At that moment, every single image I had seen earlier that day, came flooding back, jostling for attention. Every fear that had remained hidden, that I had struggled to keep latent during the day suddenly made itself manifest. This dark balcony was no longer familiar; its corners crawled with menace.

I burst into tears; I was utterly, totally, terrified. I cursed myself for having exposed my vision and my imagination to those depictions of bloody teeth, cowering victims, and caped creatures of the night. I was convinced my death and damnation were at hand.

A few seconds later, my mother, having heard my bawling from the back of the house, the kitchen, where she had been cooking the night’s dinner, came running out.  Salvation was at hand.

I’ve never been as scared since. By the supernatural at least.

Dreams of the “Undiscovered Country”

Hamlet suggested that “What dreams may come after / When we have shuffled off this mortal coil / Must give us pause” and that “The dread of something after death / The undiscovered country, from whose bourn / No traveler returns, puzzles the will.”

The eternally indecisive Danish prince was right, of course: many, if not all, of us have wondered what lies in store for us after death. The more certain among the materialistically minded reassure themselves that oblivion awaits, a blankness and a void like that of the deepest sleep, like the kind that was our lot before we were ejected into this world naked and helpless and conscious. Others–convinced of the claims of some of the world’s great religions–speculate that eternal torment or pleasures of some form lies in store. And perhaps yet others, stranded at some indeterminate point between these viewpoints of spiritualism and materialism, fret that our knowledge of the relationship of consciousness to the material body is limited and that states of being that we have no epistemic access to, and thus no conception of currently, might be our postmortem fate.

Such uncertainty, of course, is an invitation to the very anxiety referred to by Hamlet: Perhaps our consciousness–in some shape or form–might survive the destruction of our corporeal self; if so, what form would it exist in? What states would persist? Would we–perish the thought–remain locked into some endlessly painful or terrifying state of being? One did not have to believe in divinely dispensed heavens or hells to believe that the riddles of existence might have facets to them painful or pleasurable to the remnants of a once thriving consciousness. (You could call this kind of thinking a holdover of a theistic or eschatological way of thinking.)

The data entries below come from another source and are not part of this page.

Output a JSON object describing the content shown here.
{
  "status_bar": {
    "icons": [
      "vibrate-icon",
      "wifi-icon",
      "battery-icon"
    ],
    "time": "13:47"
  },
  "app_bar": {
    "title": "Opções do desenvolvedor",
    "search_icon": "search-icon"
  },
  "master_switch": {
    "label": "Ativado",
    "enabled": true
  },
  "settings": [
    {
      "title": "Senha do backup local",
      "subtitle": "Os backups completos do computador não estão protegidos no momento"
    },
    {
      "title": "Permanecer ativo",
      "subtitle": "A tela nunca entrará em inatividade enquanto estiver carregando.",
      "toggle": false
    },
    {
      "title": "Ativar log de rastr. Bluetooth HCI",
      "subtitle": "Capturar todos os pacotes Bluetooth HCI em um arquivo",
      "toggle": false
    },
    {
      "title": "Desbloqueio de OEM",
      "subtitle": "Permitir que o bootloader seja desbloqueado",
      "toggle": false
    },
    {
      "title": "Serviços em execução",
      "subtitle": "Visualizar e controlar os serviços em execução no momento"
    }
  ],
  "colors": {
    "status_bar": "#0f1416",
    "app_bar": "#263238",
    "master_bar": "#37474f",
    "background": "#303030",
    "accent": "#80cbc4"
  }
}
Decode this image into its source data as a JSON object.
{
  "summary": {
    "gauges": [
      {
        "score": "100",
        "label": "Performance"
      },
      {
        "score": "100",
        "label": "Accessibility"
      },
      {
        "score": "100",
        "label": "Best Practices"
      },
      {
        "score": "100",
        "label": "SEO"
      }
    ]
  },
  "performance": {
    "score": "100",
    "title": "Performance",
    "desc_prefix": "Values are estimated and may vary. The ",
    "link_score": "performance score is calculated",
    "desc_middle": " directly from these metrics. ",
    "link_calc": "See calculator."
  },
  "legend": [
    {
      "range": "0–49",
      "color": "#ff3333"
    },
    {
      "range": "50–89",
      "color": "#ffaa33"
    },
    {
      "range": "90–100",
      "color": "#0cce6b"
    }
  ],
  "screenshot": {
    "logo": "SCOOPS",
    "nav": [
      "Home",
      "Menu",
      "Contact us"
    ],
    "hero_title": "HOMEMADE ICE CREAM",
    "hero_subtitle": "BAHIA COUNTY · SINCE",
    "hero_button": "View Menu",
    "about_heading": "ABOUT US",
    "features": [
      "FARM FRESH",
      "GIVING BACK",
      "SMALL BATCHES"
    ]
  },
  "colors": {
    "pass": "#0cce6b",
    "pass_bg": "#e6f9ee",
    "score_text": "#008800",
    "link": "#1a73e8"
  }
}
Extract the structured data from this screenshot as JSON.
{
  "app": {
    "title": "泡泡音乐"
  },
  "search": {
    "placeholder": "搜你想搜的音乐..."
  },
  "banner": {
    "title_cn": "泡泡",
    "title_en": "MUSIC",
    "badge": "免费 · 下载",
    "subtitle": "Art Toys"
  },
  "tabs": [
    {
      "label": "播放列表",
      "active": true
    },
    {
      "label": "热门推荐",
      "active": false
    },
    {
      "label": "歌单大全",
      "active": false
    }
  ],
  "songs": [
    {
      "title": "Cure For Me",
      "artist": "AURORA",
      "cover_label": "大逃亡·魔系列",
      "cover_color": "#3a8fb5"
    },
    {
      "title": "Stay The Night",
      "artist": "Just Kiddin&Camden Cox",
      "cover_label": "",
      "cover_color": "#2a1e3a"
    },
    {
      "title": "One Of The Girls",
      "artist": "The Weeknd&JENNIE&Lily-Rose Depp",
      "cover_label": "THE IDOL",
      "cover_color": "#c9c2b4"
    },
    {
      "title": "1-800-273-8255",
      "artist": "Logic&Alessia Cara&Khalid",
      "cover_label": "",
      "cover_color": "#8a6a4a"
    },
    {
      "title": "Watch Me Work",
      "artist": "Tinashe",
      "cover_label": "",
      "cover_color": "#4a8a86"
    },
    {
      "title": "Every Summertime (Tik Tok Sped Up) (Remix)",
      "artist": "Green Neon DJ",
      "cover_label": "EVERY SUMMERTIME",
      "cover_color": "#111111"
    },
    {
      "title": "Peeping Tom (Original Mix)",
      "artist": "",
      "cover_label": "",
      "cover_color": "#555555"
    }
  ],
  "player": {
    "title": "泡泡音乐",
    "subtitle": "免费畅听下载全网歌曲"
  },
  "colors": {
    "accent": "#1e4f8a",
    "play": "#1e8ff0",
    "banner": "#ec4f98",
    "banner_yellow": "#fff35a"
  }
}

At times in the past, I sometimes found myself in precisely such a state of mind and found that my greatest fears amounted to two kinds of states. The first was one in which I felt as if smothered by an impenetrable darkness that lay suffocatingly over me, and which could not be pushed away; my movements were restricted by an all-enveloping black veil. I would be conscious of this darkness but unable to move, unable to illuminate it; it was a sensory deprivation tank of sorts but one in which I could sense and see the darkness pressing in on me. In the second kind of state, I imagined myself–without any sense of corporeal being–to be suspended in a realm that can best be analogized with the space we can imagine lying between those imposing maps of gigantic galactic clusters: endlessly expansive and relentlessly empty.

I found both these allusive suggestions of a postmortem persistence of some fragment of consciousness chilling. (In the second case, almost literally so.)

These lost their grip on my imagination when I realized that in both cases, they reflected deeply held phobias and anxieties of a sort. The first was the fear of being buried alive (those childhood tales of immurement had left a mark) and the second was the fear of being lost or left alone (yup, the childhood impress again.)

I had merely transferred my fears from the here and now to the hereafter–so vivid were they that I imagined them persisting endlessly, even after death.